___ Data to use ___

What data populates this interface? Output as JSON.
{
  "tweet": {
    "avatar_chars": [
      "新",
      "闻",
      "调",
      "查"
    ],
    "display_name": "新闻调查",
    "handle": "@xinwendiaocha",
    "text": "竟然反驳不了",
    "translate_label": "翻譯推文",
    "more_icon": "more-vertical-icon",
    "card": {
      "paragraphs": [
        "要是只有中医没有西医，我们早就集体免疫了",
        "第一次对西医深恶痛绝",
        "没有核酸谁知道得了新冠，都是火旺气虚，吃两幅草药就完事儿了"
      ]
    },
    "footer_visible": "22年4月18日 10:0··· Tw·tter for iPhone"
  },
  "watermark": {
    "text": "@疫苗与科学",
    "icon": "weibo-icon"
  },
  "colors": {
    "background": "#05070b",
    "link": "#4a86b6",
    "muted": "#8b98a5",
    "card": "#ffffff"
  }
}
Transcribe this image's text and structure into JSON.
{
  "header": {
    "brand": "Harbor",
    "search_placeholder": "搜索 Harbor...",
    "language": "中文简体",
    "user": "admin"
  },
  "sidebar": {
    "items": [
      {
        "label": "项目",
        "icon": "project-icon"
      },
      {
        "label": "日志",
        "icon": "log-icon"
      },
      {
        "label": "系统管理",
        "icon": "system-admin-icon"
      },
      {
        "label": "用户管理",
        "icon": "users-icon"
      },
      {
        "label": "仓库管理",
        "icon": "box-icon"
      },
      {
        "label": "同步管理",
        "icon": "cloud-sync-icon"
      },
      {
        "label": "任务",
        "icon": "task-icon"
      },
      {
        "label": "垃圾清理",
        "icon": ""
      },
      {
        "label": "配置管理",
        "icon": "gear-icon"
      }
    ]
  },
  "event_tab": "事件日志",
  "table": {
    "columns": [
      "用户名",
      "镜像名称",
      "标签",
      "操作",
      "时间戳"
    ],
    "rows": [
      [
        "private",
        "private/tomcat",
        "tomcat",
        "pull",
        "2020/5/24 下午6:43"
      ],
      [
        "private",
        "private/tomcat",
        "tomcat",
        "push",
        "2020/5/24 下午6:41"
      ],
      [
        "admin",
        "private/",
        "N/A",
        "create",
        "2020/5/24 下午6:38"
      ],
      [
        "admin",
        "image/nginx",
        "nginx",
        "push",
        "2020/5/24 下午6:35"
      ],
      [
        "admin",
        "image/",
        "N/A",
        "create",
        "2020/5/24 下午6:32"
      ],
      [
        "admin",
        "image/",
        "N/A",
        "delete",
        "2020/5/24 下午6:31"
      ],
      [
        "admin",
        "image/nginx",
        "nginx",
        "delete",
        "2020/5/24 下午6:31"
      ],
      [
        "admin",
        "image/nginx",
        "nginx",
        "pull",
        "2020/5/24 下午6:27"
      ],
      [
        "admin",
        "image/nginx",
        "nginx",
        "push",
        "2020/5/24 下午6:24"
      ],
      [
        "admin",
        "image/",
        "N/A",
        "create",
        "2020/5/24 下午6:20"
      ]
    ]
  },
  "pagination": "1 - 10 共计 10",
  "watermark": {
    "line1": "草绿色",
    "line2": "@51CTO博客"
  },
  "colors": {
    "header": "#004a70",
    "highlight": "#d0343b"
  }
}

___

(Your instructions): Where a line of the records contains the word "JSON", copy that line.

(Task solution):
What data populates this interface? Output as JSON.
Transcribe this image's text and structure into JSON.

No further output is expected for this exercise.